_Your instructions_
Your answer is one number, how many lines in the entries include "Draft".

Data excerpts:
● ● ● ● ● ● ●

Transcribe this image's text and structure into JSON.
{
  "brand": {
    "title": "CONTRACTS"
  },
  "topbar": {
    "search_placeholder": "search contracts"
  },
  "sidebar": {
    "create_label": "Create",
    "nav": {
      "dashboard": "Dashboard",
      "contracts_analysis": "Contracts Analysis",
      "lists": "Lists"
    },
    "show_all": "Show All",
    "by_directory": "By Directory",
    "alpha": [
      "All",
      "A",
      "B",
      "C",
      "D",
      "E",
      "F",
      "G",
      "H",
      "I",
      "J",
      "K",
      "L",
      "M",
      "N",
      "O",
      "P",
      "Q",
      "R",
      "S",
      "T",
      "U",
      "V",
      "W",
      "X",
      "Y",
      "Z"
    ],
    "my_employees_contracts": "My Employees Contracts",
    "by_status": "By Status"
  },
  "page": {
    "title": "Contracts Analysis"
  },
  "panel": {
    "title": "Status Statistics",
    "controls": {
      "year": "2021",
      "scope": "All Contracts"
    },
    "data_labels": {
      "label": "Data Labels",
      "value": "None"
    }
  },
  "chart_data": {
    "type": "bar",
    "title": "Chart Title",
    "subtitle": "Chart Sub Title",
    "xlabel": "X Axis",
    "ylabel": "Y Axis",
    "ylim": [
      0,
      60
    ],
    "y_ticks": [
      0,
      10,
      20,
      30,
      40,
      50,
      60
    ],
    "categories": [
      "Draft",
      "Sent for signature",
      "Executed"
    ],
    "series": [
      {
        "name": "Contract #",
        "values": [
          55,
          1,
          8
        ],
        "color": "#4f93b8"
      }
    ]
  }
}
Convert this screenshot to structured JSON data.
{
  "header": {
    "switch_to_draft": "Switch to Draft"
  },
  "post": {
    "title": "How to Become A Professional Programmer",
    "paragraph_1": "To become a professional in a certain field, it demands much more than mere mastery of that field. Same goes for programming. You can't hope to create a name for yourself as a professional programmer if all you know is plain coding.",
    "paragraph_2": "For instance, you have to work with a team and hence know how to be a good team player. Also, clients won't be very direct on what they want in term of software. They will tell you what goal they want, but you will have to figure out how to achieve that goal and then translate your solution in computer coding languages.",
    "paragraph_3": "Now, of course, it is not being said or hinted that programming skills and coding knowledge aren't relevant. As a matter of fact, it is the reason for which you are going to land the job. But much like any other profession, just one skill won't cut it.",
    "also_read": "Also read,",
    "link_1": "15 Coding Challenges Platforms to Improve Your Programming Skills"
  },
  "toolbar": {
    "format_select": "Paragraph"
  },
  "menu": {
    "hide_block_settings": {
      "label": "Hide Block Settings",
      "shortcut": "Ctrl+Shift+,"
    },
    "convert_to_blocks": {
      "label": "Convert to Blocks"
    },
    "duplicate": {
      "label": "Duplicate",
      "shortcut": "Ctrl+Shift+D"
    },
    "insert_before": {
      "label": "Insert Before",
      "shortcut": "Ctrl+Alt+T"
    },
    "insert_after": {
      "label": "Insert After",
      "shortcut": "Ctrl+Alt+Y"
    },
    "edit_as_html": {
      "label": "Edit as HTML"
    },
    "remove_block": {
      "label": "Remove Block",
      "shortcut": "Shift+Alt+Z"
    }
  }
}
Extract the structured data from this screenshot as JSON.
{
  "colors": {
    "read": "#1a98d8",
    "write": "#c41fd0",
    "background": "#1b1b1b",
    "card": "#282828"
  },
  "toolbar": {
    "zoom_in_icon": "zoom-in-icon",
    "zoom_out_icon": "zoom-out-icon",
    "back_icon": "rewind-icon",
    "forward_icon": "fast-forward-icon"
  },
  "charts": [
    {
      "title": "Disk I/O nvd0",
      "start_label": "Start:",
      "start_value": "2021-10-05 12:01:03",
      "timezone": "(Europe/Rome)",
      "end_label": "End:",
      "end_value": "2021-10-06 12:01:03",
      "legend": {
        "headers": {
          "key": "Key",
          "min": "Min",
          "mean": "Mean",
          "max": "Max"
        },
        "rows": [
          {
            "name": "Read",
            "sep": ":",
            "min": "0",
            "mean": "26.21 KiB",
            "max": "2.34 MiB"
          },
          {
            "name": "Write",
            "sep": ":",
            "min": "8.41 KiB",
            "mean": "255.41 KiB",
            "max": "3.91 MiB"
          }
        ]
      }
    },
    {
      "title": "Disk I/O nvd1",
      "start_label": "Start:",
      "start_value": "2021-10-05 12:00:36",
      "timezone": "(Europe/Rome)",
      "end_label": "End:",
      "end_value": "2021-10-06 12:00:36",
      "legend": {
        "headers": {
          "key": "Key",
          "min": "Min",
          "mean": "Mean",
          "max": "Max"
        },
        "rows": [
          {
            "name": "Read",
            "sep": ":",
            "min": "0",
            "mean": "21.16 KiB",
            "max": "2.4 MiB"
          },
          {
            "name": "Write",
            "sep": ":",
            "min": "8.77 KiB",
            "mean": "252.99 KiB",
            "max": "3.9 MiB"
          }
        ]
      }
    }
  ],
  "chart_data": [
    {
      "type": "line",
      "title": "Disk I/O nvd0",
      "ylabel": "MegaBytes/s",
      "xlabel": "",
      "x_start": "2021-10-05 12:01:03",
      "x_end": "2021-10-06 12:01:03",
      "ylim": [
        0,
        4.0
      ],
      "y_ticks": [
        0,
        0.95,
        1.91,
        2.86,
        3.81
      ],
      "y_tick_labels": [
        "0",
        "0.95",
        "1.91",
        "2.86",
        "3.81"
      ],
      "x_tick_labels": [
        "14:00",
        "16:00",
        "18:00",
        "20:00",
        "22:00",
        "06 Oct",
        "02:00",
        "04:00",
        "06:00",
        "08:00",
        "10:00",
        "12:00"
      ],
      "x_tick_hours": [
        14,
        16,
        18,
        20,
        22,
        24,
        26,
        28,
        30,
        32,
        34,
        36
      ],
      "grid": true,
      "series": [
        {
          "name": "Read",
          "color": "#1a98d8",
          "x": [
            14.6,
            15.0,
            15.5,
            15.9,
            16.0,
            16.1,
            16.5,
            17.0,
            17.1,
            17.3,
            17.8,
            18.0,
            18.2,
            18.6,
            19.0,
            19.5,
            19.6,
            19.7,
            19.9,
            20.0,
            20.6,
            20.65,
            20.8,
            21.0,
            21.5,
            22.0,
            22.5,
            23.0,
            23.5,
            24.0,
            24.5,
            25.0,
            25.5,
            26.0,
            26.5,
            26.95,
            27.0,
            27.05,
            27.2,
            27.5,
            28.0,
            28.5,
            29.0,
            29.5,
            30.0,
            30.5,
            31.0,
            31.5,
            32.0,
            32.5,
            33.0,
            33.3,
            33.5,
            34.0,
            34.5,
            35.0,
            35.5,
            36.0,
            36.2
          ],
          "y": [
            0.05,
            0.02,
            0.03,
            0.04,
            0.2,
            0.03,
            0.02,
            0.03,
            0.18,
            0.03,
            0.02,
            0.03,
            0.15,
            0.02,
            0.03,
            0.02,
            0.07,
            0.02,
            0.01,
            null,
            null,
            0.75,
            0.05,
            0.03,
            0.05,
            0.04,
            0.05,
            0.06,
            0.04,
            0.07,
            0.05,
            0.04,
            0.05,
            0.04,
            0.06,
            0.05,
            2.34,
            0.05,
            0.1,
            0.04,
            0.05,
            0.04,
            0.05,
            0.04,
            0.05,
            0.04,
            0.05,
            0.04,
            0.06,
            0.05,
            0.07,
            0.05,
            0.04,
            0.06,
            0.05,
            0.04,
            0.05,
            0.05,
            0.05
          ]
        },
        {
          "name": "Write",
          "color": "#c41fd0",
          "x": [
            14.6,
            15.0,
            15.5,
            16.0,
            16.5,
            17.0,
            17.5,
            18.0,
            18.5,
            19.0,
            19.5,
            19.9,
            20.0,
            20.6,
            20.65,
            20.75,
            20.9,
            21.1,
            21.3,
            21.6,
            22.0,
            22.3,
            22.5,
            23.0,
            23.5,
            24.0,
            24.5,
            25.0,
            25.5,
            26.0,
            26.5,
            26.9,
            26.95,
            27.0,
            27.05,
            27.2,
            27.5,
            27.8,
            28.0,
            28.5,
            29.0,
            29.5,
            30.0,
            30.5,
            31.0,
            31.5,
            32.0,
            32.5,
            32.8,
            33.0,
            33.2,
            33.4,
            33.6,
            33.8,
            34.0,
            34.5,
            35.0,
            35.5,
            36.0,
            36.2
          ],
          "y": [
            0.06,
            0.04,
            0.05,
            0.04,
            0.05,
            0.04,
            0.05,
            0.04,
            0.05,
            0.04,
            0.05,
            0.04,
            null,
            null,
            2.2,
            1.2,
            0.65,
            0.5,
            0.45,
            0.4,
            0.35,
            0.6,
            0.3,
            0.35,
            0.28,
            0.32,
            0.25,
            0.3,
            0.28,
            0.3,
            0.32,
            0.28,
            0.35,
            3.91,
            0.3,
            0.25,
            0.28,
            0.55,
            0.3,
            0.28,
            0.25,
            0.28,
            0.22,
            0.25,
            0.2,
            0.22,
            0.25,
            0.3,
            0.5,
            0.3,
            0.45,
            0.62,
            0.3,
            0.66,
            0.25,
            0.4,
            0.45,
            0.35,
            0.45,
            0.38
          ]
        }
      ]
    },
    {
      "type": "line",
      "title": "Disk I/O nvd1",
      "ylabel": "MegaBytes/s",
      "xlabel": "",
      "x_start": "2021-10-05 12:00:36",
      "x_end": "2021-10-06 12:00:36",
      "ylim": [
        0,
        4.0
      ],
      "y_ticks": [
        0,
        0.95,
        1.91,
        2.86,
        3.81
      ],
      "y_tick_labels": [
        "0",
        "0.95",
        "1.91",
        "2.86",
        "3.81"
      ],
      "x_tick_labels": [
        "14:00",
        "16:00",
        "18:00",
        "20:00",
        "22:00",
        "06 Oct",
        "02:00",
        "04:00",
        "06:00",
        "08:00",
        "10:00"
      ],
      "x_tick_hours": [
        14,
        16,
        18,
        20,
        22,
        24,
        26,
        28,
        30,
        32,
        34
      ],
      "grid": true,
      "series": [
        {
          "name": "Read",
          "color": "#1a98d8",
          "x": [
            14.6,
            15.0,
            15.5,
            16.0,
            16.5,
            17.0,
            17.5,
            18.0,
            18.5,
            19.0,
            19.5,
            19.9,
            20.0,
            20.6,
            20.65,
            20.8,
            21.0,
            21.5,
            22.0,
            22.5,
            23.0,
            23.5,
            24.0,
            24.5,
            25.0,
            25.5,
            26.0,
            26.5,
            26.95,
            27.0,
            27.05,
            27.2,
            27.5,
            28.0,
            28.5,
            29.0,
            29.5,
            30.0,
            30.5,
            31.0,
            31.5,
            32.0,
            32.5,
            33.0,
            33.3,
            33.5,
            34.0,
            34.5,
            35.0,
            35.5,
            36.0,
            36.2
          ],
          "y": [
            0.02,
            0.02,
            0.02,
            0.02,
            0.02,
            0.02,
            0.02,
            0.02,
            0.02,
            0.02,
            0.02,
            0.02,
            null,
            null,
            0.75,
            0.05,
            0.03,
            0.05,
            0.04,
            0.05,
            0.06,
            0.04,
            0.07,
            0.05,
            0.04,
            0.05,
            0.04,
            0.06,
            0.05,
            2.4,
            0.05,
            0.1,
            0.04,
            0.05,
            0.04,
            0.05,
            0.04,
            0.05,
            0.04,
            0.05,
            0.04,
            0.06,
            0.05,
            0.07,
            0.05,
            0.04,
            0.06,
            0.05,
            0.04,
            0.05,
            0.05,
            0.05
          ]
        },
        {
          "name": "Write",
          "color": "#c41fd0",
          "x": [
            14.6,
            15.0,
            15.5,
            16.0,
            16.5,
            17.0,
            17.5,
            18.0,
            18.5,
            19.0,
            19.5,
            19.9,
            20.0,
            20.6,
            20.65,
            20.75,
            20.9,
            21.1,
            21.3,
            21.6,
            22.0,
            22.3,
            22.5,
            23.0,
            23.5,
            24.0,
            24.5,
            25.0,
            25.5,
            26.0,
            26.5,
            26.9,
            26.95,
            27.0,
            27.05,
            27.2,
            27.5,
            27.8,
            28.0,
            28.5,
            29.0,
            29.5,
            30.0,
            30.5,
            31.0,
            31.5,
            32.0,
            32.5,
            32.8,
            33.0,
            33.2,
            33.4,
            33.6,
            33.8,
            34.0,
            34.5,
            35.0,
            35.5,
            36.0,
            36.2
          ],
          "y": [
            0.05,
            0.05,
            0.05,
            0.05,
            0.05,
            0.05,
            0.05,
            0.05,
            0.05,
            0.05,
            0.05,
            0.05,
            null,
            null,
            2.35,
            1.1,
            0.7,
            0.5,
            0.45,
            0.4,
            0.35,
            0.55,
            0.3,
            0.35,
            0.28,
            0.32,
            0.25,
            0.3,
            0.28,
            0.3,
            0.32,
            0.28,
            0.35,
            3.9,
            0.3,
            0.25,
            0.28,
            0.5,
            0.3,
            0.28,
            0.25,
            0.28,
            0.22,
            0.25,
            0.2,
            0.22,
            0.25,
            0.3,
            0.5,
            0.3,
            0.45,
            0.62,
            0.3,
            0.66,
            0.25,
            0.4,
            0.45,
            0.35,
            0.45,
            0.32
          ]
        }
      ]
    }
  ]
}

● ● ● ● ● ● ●

_Expected output_
2